Inside Teenage Brain: Explaining Risky Behavior

    Florida State University College of Medicine Neuroscientist Pradeep Bhide brought together some of the world’s foremost researchers in a quest to explain why teenagers — boys, in particular — often More »

Death of the computer mouse? Meet the 3DTouch

  When we use a computer mouse, we’re limited to two-dimensional movements. But what if we had the ability to interact with our computers in a three-dimensional fashion? Anh Nguyen and Amy More »

Insect Diversity Is Abundant in GM Maize Fields

The study is described in an article called “Comparative Diversity of Arthropods on Bt Maize and Non-Bt Maize in two Different Cropping Systems in South Africa,” which appears in the February 2014 More »

Why Do Migrating Birds Fly in V-Formation?

The research, led by the Royal Veterinary College, University of London, proves for the first time that birds precisely time when they flap their wings and position themselves in aerodynamic optimal positions, More »

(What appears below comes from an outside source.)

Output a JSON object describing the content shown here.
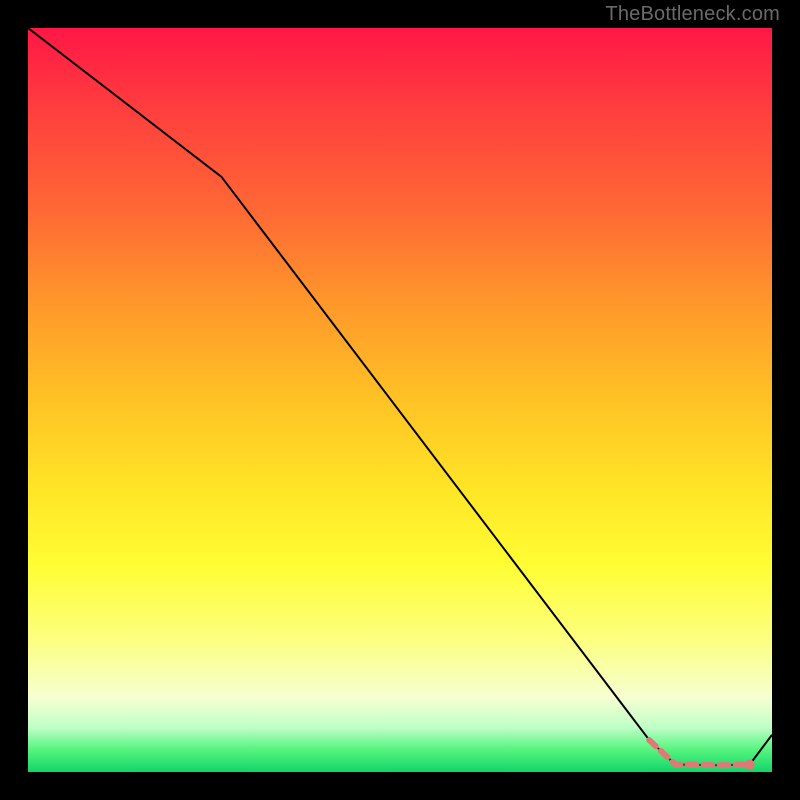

62 Indians shortlisted for one-way Mars trip in 2024

Over 1,000 aspirants, including 62 from India, have been shortlisted for an ambitious private mission to send four men and women on a one-way trip to Mars in 2024 to establish a More »

 

Human Genome Shaped by Arms Race With Itself

The arms race is between mobile DNA sequences known as “retrotransposons” (a.k.a. “jumping genes”) and the genes that have evolved to control them. The UC Santa Cruz researchers have, for the first time, identified genes in humans that make repressor proteins to shut down specific jumping genes. The researchers also traced the rapid evolution of the repressor genes in the primate lineage.

Their findings, published September 28 in Nature, show that over evolutionary time, primate genomes have undergone repeated episodes in which mutations in jumping genes allowed them to escape repression, which drove the evolution of new repressor genes, and so on. Furthermore, their findings suggest that repressor genes that originally

Our brains can make decisions while we’re sleeping

 

shutterstock_65181187_1

A new study led by senior research scientist Sid Kouider and PhD student Thomas Andrillon at the Ecole Normale Supérieure de Paris in France has investigated how active our brains a

Tonsil stem cells could help repair liver damage without surgery

 

shutterstock_127670198_web

 

At the moment, when our livers fail the only option is to perform a partial or complete transplant. Not only this costly and inherently risky, it’s also not always possible – there are far more patients needing liver transplants than donors.

But now South Korean scientists have discovered a new technique that could allow doctors to inject stem cells from the tonsils into the liver to repair damage – all without surgery.

Scientists have already started taking